Entries from a dataset of interfaces
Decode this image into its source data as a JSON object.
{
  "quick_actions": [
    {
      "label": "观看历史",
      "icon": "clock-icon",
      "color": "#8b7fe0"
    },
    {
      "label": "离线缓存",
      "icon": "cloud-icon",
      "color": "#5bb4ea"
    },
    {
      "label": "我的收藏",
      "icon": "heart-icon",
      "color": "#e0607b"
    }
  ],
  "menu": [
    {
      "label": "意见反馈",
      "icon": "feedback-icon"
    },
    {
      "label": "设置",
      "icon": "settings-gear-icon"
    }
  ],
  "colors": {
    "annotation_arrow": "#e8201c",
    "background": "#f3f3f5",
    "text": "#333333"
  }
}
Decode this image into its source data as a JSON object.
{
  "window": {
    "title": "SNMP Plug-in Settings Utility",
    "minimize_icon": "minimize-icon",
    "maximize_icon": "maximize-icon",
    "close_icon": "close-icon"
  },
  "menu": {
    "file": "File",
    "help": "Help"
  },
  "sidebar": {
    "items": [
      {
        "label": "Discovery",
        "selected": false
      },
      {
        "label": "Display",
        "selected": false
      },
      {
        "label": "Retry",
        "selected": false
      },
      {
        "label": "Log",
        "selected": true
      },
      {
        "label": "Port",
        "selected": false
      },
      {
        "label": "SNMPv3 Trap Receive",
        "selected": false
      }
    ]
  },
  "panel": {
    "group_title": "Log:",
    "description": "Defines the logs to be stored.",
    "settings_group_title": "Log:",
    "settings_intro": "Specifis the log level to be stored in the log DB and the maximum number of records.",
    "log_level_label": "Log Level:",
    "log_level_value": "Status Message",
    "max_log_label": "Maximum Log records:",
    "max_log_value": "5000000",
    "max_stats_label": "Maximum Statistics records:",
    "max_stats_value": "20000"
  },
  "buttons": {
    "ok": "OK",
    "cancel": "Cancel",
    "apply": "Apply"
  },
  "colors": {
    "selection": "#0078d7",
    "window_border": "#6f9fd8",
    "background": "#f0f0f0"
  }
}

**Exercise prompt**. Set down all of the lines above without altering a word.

**Answer to this exercise**.
Decode this image into its source data as a JSON object.
{
  "quick_actions": [
    {
      "label": "观看历史",
      "icon": "clock-icon",
      "color": "#8b7fe0"
    },
    {
      "label": "离线缓存",
      "icon": "cloud-icon",
      "color": "#5bb4ea"
    },
    {
      "label": "我的收藏",
      "icon": "heart-icon",
      "color": "#e0607b"
    }
  ],
  "menu": [
    {
      "label": "意见反馈",
      "icon": "feedback-icon"
    },
    {
      "label": "设置",
      "icon": "settings-gear-icon"
    }
  ],
  "colors": {
    "annotation_arrow": "#e8201c",
    "background": "#f3f3f5",
    "text": "#333333"
  }
}
Decode this image into its source data as a JSON object.
{
  "window": {
    "title": "SNMP Plug-in Settings Utility",
    "minimize_icon": "minimize-icon",
    "maximize_icon": "maximize-icon",
    "close_icon": "close-icon"
  },
  "menu": {
    "file": "File",
    "help": "Help"
  },
  "sidebar": {
    "items": [
      {
        "label": "Discovery",
        "selected": false
      },
      {
        "label": "Display",
        "selected": false
      },
      {
        "label": "Retry",
        "selected": false
      },
      {
        "label": "Log",
        "selected": true
      },
      {
        "label": "Port",
        "selected": false
      },
      {
        "label": "SNMPv3 Trap Receive",
        "selected": false
      }
    ]
  },
  "panel": {
    "group_title": "Log:",
    "description": "Defines the logs to be stored.",
    "settings_group_title": "Log:",
    "settings_intro": "Specifis the log level to be stored in the log DB and the maximum number of records.",
    "log_level_label": "Log Level:",
    "log_level_value": "Status Message",
    "max_log_label": "Maximum Log records:",
    "max_log_value": "5000000",
    "max_stats_label": "Maximum Statistics records:",
    "max_stats_value": "20000"
  },
  "buttons": {
    "ok": "OK",
    "cancel": "Cancel",
    "apply": "Apply"
  },
  "colors": {
    "selection": "#0078d7",
    "window_border": "#6f9fd8",
    "background": "#f0f0f0"
  }
}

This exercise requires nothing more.